Every once in a while I need a baseball vacation to recharge and re-energize. This past weekend I took a quick trip to Memphis and Little Rock. It was a whole lot of baseball in a very short weekend. But well worth it.
The first stop was Memphis, Tennessee. Known to most folks for its music and civil rights history, to me it’s also known as a minor league baseball town. The Memphis Redbirds, Triple-A affiliate of the St. Louis Cardinals, have played there since 1998. But that’s just the most recent team in the city’s rich baseball history. The Memphis Chicks, Blues, Chickasaws, Red Sox, Turtles, Lambs, and many more have represented the city. Even the Memphis Fever Germs made an appearance in 1893 (a reference to the Yellow Fever epidemic of 1878?).

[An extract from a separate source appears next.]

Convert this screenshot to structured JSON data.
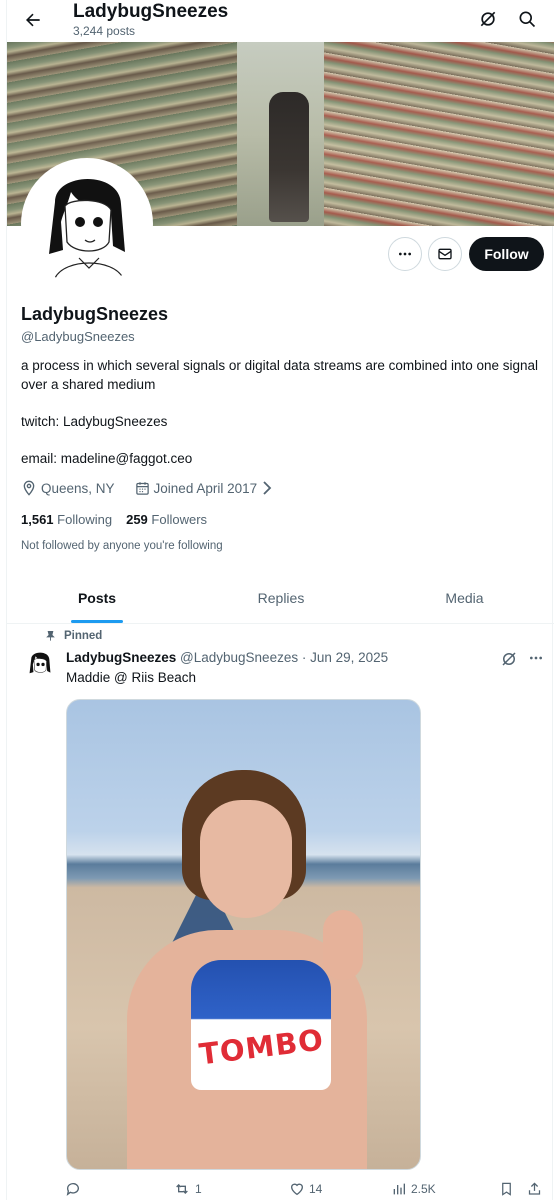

As The Baseball Sociologist, however, I can’t help but think about the history of Negro League Baseball in Memphis. The first professional league of black teams, the Southern League of Colored Base Ballists, fielded not one but two teams in Memphis in its only year of existence: the Memphis Eurekas and the Memphis Eclipses. In 1920, the Negro Southern League returned black baseball to Memphis with its Memphis Red Sox. The Red Sox would represent several other Negro Leagues by mid-century. So, from 1923 to 1950, there were two teams in town: the Red Sox and the Chickasaws.
I neglected to search for Red Sox history when I was in Memphis, so I’ll have to go back and do more research. I need to know more about the Eclipses, the Eurekas, and the Red Sox. However, the Red Sox were mentioned briefly during our tour of AutoZone Park. But since I’ve digressed, I’ll have to save that for another day.
To be continued…